◆ What to work on:
In the listing below, find each line that holds the string "this" and copy it.

◆ Data to examine:
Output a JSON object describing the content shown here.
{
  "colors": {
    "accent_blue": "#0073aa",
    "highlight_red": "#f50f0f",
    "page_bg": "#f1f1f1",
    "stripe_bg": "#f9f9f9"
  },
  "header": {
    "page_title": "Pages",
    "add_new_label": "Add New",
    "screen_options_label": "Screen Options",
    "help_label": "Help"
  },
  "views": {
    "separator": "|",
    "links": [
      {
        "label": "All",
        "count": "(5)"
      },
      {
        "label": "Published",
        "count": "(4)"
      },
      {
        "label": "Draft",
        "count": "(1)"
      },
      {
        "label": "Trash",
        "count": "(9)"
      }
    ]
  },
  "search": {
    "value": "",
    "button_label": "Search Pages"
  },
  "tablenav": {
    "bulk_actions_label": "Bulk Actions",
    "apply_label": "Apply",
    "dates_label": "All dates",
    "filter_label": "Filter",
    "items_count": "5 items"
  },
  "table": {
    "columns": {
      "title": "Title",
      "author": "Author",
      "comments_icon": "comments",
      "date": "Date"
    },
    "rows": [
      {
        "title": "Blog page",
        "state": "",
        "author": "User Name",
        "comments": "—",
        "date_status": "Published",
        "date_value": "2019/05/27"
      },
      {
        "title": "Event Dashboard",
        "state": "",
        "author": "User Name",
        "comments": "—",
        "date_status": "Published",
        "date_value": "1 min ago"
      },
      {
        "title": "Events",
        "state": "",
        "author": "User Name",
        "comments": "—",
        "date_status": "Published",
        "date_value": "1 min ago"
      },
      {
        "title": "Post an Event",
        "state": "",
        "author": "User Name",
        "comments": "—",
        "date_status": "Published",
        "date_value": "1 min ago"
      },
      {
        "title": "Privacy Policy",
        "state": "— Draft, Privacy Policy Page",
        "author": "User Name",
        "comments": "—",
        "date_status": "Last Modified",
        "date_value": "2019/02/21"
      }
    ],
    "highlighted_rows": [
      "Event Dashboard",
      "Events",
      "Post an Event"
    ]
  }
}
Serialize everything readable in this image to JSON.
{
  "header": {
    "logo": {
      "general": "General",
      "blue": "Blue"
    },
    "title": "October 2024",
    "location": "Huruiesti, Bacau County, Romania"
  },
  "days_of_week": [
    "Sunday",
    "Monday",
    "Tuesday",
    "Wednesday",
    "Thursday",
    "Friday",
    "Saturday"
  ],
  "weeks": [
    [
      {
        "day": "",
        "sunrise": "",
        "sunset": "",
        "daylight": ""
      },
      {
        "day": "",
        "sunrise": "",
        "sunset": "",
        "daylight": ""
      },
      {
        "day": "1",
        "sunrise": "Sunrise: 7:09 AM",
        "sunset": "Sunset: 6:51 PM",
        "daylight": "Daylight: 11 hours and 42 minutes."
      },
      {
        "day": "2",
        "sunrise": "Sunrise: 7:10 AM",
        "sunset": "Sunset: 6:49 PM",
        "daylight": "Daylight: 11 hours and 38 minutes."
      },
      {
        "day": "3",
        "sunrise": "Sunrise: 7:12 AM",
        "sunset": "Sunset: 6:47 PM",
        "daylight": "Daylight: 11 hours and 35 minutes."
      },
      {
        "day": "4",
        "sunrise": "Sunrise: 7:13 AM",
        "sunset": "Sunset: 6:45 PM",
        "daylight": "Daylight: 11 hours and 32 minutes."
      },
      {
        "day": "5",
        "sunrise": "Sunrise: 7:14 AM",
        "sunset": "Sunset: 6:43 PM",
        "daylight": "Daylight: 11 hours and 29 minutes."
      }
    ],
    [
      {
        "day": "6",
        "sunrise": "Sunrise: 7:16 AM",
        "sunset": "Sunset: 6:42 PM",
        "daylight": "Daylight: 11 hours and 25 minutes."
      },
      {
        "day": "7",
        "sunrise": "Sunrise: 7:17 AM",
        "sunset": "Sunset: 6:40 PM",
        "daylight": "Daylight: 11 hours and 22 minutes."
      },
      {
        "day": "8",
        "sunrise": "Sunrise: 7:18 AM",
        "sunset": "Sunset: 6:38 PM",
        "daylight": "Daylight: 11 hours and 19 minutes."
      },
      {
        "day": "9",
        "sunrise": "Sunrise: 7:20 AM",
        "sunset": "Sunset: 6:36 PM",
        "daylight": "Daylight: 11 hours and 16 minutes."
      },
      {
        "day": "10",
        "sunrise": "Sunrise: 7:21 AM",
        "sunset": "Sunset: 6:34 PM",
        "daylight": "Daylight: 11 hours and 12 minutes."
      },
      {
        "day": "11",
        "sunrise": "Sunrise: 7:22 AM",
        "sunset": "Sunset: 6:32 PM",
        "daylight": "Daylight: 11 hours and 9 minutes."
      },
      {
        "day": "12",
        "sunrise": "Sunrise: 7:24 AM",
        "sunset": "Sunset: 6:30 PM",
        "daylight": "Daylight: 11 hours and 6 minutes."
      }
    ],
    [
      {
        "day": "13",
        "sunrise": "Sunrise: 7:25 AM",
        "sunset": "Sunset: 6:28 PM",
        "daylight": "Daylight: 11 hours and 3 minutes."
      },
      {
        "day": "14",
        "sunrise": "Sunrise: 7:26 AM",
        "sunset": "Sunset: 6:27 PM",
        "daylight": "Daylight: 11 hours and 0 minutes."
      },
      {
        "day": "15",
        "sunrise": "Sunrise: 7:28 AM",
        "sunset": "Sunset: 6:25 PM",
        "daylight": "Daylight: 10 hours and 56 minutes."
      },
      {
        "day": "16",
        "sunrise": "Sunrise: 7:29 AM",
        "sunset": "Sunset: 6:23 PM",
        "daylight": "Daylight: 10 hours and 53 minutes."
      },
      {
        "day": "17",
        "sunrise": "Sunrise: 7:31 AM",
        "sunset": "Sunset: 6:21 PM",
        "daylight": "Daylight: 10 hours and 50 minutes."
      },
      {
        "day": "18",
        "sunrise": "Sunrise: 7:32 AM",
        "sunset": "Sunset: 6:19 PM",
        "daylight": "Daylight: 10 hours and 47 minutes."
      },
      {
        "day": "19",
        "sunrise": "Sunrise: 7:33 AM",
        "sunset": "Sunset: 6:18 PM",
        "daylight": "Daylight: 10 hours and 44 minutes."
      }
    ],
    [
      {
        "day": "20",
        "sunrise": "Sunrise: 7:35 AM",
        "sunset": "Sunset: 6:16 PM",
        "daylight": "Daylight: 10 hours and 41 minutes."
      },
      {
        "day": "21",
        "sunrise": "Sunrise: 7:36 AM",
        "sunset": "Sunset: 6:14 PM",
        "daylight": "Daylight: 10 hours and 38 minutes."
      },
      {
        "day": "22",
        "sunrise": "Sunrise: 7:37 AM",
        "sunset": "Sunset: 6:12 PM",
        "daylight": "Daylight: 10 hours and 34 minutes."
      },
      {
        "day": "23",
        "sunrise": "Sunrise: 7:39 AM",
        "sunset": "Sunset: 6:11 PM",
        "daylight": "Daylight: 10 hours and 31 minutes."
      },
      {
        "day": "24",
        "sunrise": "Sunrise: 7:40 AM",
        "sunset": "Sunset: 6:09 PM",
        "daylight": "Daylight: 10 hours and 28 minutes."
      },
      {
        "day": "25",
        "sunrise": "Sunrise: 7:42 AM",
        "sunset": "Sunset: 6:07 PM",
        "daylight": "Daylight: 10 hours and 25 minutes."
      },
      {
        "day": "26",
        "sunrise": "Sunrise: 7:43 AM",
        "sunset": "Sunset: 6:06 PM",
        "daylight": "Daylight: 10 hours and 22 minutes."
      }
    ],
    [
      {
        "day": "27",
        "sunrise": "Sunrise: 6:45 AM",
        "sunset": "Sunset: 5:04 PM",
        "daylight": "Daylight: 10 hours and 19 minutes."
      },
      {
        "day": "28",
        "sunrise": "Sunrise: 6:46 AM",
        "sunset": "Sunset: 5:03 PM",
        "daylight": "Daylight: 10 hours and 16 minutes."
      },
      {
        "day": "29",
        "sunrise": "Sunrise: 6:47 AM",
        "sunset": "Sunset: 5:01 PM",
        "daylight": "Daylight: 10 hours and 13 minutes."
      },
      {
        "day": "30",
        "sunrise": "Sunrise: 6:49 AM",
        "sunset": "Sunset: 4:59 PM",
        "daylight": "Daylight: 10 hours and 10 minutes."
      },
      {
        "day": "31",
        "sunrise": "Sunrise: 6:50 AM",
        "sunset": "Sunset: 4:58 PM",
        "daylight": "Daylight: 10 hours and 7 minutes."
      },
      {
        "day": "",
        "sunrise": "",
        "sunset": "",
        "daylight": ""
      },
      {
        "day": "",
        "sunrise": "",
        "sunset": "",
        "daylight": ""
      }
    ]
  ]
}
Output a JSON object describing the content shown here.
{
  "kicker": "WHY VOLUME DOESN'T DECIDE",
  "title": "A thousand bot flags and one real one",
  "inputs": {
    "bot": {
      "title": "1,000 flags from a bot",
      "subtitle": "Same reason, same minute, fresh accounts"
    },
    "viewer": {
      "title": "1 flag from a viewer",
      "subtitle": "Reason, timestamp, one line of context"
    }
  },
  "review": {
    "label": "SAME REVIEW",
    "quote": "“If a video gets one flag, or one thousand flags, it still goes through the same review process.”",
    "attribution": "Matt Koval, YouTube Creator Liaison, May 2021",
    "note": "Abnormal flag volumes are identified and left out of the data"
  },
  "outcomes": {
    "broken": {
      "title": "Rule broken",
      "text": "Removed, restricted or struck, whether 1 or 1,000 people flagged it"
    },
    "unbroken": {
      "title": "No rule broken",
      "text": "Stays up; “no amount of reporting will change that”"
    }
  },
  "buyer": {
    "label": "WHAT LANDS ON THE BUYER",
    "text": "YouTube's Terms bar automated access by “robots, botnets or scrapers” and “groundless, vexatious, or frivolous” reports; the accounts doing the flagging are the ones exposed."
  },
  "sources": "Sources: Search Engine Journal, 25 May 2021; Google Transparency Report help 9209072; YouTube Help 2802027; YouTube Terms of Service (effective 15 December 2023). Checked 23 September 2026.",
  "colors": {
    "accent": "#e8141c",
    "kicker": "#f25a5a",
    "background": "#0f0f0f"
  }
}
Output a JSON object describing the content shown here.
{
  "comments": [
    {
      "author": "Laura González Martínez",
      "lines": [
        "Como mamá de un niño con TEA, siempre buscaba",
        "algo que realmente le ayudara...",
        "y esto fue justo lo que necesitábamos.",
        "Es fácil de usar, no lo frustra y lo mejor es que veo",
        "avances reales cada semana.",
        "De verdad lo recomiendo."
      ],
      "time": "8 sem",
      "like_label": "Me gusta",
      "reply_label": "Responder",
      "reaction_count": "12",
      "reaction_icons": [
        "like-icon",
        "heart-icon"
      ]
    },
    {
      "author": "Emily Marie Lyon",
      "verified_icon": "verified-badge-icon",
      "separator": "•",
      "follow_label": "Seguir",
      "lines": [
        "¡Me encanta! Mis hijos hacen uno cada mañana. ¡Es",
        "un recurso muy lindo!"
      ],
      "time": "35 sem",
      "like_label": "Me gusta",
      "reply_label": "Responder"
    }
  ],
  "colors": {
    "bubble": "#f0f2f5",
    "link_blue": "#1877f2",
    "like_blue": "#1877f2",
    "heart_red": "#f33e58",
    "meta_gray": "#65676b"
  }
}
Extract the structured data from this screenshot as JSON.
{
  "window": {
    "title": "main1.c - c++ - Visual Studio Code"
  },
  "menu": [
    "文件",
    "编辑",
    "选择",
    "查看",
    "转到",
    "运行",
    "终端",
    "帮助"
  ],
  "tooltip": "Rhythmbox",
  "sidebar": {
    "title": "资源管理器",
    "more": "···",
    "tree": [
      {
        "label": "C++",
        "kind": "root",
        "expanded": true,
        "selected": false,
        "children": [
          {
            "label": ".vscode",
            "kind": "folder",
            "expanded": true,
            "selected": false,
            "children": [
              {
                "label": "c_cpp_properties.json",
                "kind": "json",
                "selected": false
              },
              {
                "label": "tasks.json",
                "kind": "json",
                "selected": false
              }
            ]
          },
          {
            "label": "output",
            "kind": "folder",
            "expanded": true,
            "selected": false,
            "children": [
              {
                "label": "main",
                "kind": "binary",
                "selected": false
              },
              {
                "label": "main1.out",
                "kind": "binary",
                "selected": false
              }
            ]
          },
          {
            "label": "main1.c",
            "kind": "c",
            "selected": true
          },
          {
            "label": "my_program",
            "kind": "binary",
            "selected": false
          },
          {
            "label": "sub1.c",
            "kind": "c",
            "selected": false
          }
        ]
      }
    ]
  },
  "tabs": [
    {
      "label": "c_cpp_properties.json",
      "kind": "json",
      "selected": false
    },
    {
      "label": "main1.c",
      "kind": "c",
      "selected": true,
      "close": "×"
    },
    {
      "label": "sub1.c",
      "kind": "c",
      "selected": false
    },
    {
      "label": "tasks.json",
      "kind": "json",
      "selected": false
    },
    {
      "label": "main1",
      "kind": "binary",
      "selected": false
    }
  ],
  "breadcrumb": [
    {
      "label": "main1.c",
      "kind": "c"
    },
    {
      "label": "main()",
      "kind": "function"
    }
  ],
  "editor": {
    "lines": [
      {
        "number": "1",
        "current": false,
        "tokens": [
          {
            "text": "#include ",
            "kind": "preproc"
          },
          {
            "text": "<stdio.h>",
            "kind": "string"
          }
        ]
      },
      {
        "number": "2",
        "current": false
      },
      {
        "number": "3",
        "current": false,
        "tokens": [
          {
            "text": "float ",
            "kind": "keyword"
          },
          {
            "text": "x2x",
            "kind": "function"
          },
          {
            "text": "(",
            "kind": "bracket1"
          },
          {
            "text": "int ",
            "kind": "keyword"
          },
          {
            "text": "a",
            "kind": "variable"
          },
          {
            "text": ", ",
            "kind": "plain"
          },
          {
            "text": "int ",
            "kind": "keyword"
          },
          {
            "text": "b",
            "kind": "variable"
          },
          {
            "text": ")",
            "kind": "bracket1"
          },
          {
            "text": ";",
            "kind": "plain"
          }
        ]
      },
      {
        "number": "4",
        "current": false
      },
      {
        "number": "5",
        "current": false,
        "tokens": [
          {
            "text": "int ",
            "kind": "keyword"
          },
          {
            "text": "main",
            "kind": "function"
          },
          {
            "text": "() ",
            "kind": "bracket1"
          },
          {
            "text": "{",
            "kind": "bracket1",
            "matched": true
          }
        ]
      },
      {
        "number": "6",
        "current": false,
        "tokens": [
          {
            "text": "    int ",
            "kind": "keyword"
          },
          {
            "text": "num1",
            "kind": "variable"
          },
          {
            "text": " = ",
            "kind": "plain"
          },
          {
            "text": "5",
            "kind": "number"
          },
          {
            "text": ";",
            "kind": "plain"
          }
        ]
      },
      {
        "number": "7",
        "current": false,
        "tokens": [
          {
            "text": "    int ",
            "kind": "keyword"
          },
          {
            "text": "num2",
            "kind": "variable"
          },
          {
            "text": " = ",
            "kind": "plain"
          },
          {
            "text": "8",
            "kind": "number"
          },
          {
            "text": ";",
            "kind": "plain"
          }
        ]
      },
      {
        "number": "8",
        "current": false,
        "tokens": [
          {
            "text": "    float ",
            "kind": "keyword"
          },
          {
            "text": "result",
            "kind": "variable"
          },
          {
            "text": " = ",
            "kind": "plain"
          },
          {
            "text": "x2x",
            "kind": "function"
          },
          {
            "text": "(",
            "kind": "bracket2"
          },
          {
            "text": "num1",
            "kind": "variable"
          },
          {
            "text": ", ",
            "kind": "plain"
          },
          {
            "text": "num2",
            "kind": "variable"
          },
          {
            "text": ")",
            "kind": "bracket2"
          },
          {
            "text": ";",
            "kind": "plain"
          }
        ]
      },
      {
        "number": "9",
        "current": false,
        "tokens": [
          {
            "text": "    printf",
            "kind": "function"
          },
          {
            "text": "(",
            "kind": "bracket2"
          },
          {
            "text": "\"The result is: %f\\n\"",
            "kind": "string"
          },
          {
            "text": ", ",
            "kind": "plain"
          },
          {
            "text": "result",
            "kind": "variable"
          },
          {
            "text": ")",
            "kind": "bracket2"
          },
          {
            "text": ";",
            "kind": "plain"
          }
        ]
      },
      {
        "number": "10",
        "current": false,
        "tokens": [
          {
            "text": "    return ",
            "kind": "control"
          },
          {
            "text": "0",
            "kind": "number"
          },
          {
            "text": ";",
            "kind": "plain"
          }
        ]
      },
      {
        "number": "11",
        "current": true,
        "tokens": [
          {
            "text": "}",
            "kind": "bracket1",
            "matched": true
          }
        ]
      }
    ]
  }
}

◆ Task solution:
Serialize everything readable in this image to JSON.
Extract the structured data from this screenshot as JSON.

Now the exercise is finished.